Work item: Using the data below, copy each line that includes the word "title".

Dataset rows describing interfaces:

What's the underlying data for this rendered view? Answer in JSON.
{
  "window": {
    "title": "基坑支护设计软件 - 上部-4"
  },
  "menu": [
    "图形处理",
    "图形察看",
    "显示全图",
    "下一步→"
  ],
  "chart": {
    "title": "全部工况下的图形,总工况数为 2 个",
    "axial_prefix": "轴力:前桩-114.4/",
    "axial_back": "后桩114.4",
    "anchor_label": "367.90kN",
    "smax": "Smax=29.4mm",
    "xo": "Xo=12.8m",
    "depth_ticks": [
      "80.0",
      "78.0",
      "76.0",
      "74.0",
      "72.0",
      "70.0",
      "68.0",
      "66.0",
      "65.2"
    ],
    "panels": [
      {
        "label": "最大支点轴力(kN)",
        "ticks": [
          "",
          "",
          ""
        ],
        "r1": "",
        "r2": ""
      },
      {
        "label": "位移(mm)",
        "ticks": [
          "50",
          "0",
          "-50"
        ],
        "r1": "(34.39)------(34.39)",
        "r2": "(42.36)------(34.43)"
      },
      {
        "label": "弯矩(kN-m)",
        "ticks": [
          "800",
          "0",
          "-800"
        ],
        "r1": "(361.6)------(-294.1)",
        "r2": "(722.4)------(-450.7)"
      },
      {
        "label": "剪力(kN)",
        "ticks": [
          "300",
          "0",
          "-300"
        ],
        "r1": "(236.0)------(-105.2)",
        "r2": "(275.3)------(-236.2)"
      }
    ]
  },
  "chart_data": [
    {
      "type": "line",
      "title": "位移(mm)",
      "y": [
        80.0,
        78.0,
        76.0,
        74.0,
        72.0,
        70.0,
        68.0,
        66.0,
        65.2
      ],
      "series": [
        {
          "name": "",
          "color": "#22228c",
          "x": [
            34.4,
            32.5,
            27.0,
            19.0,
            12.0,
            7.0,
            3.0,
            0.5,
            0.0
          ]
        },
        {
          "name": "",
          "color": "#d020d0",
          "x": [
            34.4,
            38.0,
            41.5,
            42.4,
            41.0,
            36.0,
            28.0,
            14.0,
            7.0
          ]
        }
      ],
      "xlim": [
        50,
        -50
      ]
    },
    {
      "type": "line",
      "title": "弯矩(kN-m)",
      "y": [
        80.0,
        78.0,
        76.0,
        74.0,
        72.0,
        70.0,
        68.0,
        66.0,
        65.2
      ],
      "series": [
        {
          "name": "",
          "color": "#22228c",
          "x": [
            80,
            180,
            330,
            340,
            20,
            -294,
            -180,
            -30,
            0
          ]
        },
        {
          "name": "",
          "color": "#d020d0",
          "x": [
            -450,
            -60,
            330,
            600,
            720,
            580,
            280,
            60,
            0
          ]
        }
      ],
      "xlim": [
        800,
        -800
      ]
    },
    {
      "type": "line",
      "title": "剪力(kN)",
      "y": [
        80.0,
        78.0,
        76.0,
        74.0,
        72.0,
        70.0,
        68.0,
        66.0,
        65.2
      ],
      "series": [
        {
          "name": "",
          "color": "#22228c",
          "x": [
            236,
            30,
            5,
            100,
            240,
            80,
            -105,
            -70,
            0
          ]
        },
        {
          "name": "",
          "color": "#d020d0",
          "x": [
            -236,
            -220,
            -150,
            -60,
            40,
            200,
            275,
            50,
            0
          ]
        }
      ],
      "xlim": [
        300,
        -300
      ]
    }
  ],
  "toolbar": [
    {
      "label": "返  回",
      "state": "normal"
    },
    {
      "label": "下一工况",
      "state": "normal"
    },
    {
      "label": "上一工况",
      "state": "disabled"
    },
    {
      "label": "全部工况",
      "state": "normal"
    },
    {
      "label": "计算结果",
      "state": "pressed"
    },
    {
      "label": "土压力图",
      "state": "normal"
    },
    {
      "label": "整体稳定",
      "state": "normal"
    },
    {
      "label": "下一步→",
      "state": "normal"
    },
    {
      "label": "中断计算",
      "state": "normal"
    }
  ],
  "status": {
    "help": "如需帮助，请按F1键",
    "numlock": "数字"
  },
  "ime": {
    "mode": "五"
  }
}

Solved problem:
    "title": "基坑支护设计软件 - 上部-4"
    "title": "全部工况下的图形,总工况数为 2 个",
      "title": "位移(mm)",
      "title": "弯矩(kN-m)",
      "title": "剪力(kN)",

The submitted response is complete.